Democratic Platform at Odds With Hillary on Minimum Wage

Presumptive nominee silent on party’s support for $15 minimum

Hillary Clinton
AP

The Democratic Party has adopted the $15 minimum wage on its platform despite presumptive nominee Hillary Clinton’s fears that it will eliminate jobs.

Democrats on Monday released their proposed 2016 platform, which lays out the party’s official principles and policy statements. The party officially endorsed the $15 minimum wage, an issue that key unions have long sought to implement as policy. The wage rate, which is more than double the federal minimum of $7.25, would also apply to tipped workers, such as waiters, who earn $2.13 an hour.

"Democrats believe that the current minimum wage is a starvation wage and must be increased to a living wage. No one who works full time should have to raise a family in poverty.  We believe that Americans should earn at least $15 an hour and have the right to form or join a union," the platform says.

The endorsement stands at odds with Hillary Clinton’s proposal for a $12 minimum wage. Clinton bucked the $15 rate backed by insurgent candidate Sen. Bernie Sanders (I., Vt.), a self-declared socialist. On November 3 Clinton questioned whether $15 was economically feasible at the federal level without causing "job loss and dislocation if it were higher" compared to $12.

"I want to encourage more communities if they can afford to go higher, but if not, $12 will give us a good solid increase and it will bring us back to the historic high was," she said.

Clinton won the endorsement of the Service Employees International Union, or SEIU, which has spent tens of millions of dollars on the Fight for $15 movement. The Clinton campaign did not return a request for comment about whether she would update her position to match the platform.

Michael Saltsman, research director at the free market Employment Policies Institute, said that the platform does not reflect economic reality. The institute has conducted numerous studies on the effects of massive wage hikes and found that they result in more automation as employers cope with rising labor costs, as well as job loss among younger and less experienced workers.
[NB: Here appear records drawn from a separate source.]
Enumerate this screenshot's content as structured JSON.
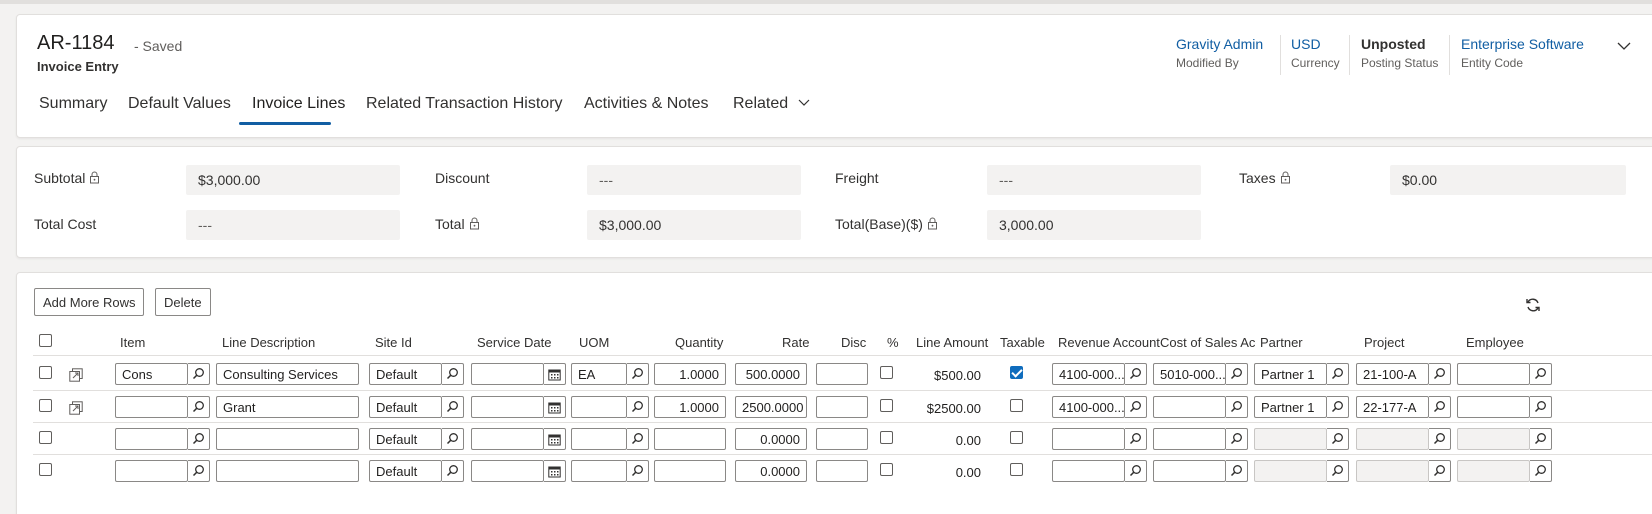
{
  "record": {
    "title": "AR-1184",
    "saved_status": "- Saved",
    "form_name": "Invoice Entry"
  },
  "header_fields": [
    {
      "value": "Gravity Admin",
      "label": "Modified By"
    },
    {
      "value": "USD",
      "label": "Currency"
    },
    {
      "value": "Unposted",
      "label": "Posting Status"
    },
    {
      "value": "Enterprise Software",
      "label": "Entity Code"
    }
  ],
  "tabs": [
    {
      "label": "Summary"
    },
    {
      "label": "Default Values"
    },
    {
      "label": "Invoice Lines",
      "active": true
    },
    {
      "label": "Related Transaction History"
    },
    {
      "label": "Activities & Notes"
    },
    {
      "label": "Related"
    }
  ],
  "totals": {
    "subtotal": {
      "label": "Subtotal",
      "value": "$3,000.00"
    },
    "discount": {
      "label": "Discount",
      "value": "---"
    },
    "freight": {
      "label": "Freight",
      "value": "---"
    },
    "taxes": {
      "label": "Taxes",
      "value": "$0.00"
    },
    "total_cost": {
      "label": "Total Cost",
      "value": "---"
    },
    "total": {
      "label": "Total",
      "value": "$3,000.00"
    },
    "total_base": {
      "label": "Total(Base)($)",
      "value": "3,000.00"
    }
  },
  "toolbar": {
    "add_rows_label": "Add More Rows",
    "delete_label": "Delete"
  },
  "columns": {
    "item": "Item",
    "line_description": "Line Description",
    "site_id": "Site Id",
    "service_date": "Service Date",
    "uom": "UOM",
    "quantity": "Quantity",
    "rate": "Rate",
    "disc": "Disc",
    "pct": "%",
    "line_amount": "Line Amount",
    "taxable": "Taxable",
    "revenue_account": "Revenue Account",
    "cost_of_sales": "Cost of Sales Accc",
    "partner": "Partner",
    "project": "Project",
    "employee": "Employee"
  },
  "rows": [
    {
      "item": "Cons",
      "line_description": "Consulting Services",
      "site_id": "Default",
      "service_date": "",
      "uom": "EA",
      "quantity": "1.0000",
      "rate": "500.0000",
      "disc": "",
      "pct": false,
      "line_amount": "$500.00",
      "taxable": true,
      "revenue_account": "4100-000...",
      "cost_of_sales": "5010-000...",
      "partner": "Partner 1",
      "project": "21-100-A",
      "employee": ""
    },
    {
      "item": "",
      "line_description": "Grant",
      "site_id": "Default",
      "service_date": "",
      "uom": "",
      "quantity": "1.0000",
      "rate": "2500.0000",
      "disc": "",
      "pct": false,
      "line_amount": "$2500.00",
      "taxable": false,
      "revenue_account": "4100-000...",
      "cost_of_sales": "",
      "partner": "Partner 1",
      "project": "22-177-A",
      "employee": ""
    },
    {
      "item": "",
      "line_description": "",
      "site_id": "Default",
      "service_date": "",
      "uom": "",
      "quantity": "",
      "rate": "0.0000",
      "disc": "",
      "pct": false,
      "line_amount": "0.00",
      "taxable": false,
      "revenue_account": "",
      "cost_of_sales": "",
      "partner": "",
      "project": "",
      "employee": ""
    },
    {
      "item": "",
      "line_description": "",
      "site_id": "Default",
      "service_date": "",
      "uom": "",
      "quantity": "",
      "rate": "0.0000",
      "disc": "",
      "pct": false,
      "line_amount": "0.00",
      "taxable": false,
      "revenue_account": "",
      "cost_of_sales": "",
      "partner": "",
      "project": "",
      "employee": ""
    }
  ],
  "icons": {
    "lock": "lock-icon",
    "lookup": "search-icon",
    "calendar": "calendar-icon",
    "open_record": "open-record-icon",
    "refresh": "refresh-icon",
    "chevron": "chevron-down-icon"
  },
  "colors": {
    "accent": "#115ea3",
    "checkbox_checked": "#0f6cbd",
    "field_bg": "#f3f2f1"
  }
}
EPI estimates that Clinton’s $12 wage would cut 800,000 jobs and that $15 could prove catastrophic.

"A $15 minimum wage is a harmful policy that’s not supported by the academic evidence, or even by left of center economists who otherwise support raising the minimum wage," he said to the Washington Free Beacon. "The legacy of this policy will be fewer small business and less opportunity for the employees the party claims to care about."

Other labor watchdogs took issue with the Democratic platform.

"We should raise and index the minimum wage, give all Americans the ability to join a union regardless of where they work, and create new ways for workers to have power in the economy," the platform says.

Heather Greenaway, executive director of the free market Workforce Fairness Institute, said that the platform’s sweeping declaration would nullify a number of exemptions written into minimum wage laws at the state and local levels. Some cities allow employers with unionized workforces to pay below the $15 rate, which gives companies an incentive to push employees to unionize. Greenaway pointed to Los Angeles, where SEIU campaigned for the $15 rate, but asked the city council to exempt union shops from the new minimum.

"The same union bosses who have been advocating for $15 per hour have also been seeking exemptions for their own members by brokering back room deals in various cities across the nation," Greenaway said. "Their goal is not to help their membership; instead, manipulate non-unionized businesses for the purpose of increasing labor membership and dues.  Bravo to the Democratic Party for calling foul on this hypocrisy."

SEIU did not respond to a request for comment.